PROBLEM STATEMENT: Please look for the string "contra" below and report every line in which it occurs.
═════ RECORD SET ═════
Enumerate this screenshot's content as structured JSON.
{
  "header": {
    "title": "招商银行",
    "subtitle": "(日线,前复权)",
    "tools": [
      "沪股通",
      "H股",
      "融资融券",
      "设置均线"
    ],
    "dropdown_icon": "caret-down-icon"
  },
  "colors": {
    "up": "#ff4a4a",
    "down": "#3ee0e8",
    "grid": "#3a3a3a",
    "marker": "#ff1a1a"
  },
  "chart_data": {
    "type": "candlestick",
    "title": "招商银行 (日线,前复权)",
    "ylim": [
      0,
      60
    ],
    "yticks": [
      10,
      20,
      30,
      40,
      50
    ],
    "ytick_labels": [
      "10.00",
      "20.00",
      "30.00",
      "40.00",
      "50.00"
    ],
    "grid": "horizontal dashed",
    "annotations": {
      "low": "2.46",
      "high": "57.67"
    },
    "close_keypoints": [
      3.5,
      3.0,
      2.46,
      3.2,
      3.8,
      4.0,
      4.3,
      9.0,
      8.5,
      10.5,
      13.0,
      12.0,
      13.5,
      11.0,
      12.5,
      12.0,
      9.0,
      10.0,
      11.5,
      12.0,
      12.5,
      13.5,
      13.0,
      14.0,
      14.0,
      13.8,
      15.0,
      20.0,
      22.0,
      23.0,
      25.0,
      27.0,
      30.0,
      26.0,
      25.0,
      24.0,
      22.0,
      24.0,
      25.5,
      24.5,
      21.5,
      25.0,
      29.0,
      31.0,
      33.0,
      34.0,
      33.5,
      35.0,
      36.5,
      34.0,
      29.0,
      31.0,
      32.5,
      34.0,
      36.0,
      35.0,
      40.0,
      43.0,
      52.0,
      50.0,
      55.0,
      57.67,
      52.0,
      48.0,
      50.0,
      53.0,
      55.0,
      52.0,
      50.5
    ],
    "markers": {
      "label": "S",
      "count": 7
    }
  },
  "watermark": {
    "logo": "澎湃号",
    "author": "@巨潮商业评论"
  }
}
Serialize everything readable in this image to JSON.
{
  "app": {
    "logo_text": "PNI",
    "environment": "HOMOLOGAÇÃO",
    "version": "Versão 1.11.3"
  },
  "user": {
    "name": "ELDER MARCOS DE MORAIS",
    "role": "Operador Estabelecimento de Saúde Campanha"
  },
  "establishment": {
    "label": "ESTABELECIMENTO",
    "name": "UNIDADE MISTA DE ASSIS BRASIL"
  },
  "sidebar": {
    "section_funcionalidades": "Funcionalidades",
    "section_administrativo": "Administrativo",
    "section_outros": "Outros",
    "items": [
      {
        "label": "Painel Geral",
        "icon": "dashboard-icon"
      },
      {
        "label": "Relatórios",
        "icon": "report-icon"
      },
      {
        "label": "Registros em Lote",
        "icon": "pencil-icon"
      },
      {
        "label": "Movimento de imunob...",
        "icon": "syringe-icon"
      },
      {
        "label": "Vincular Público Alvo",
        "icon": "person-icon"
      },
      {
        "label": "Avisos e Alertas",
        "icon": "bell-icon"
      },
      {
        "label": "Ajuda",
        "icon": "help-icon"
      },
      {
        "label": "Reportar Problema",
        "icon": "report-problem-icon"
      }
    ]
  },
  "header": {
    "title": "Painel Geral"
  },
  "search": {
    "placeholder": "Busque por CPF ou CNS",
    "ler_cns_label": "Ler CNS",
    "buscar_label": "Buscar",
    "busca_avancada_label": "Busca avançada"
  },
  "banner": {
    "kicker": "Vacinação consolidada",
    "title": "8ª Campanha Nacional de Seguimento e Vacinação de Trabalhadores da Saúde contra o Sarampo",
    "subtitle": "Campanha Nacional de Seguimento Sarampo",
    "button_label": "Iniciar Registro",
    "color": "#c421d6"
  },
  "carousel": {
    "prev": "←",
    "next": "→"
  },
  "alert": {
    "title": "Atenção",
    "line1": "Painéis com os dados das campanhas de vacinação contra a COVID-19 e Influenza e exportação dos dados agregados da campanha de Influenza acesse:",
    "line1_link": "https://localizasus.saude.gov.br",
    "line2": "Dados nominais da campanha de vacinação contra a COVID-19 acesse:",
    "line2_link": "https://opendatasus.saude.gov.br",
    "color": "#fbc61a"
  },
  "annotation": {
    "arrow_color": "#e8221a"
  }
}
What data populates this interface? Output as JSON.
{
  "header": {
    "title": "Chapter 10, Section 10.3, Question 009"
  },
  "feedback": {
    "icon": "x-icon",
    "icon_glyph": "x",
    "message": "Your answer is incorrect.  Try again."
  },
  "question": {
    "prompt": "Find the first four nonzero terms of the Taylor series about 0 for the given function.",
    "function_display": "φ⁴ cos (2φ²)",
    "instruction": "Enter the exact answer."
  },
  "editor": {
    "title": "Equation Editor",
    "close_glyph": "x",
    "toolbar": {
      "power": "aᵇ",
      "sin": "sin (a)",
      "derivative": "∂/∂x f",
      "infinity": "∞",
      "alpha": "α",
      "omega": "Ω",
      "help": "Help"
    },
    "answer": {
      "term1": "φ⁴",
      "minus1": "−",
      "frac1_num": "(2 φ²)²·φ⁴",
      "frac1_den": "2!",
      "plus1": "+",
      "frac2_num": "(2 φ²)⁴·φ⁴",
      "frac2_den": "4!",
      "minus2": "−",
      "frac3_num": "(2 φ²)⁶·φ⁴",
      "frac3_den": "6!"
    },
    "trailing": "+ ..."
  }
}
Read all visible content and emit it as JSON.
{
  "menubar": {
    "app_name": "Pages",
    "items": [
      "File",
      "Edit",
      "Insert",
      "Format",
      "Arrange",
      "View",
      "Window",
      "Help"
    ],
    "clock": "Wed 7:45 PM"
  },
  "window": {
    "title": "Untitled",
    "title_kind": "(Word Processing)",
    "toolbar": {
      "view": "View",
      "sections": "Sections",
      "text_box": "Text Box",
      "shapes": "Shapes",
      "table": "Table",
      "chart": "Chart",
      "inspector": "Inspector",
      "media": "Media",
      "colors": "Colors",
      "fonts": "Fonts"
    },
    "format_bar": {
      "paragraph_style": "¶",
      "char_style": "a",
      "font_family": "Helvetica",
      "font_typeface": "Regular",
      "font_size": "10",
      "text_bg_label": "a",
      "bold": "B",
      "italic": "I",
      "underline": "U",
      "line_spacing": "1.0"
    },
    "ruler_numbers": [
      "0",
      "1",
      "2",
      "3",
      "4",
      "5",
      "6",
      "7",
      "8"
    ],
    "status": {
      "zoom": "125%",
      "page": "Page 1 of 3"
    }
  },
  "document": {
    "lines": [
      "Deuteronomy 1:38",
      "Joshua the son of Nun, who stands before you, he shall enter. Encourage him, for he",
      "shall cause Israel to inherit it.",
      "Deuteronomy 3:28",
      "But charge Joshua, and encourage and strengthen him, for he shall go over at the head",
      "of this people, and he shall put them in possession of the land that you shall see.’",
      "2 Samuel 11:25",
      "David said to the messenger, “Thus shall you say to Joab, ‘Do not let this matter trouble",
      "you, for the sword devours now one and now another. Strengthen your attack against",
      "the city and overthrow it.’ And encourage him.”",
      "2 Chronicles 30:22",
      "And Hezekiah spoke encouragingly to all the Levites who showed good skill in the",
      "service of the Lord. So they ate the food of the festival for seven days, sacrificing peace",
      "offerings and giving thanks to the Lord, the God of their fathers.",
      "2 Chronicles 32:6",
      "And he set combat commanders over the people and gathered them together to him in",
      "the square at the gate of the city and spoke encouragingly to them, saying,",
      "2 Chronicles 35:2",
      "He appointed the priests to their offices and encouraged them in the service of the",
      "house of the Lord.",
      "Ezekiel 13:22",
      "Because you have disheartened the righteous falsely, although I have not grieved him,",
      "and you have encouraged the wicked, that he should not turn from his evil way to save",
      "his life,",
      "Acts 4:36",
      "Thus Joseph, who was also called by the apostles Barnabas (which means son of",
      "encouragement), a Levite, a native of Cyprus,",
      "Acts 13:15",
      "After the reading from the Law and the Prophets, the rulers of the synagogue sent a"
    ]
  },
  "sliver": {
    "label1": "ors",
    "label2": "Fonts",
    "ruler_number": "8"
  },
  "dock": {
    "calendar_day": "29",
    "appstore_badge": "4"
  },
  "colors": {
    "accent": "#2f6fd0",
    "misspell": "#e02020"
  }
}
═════
SOLUTION TO THIS TASK:
    "title": "8ª Campanha Nacional de Seguimento e Vacinação de Trabalhadores da Saúde contra o Sarampo",
    "line1": "Painéis com os dados das campanhas de vacinação contra a COVID-19 e Influenza e exportação dos dados agregados da campanha de Influenza acesse:",
    "line2": "Dados nominais da campanha de vacinação contra a COVID-19 acesse:",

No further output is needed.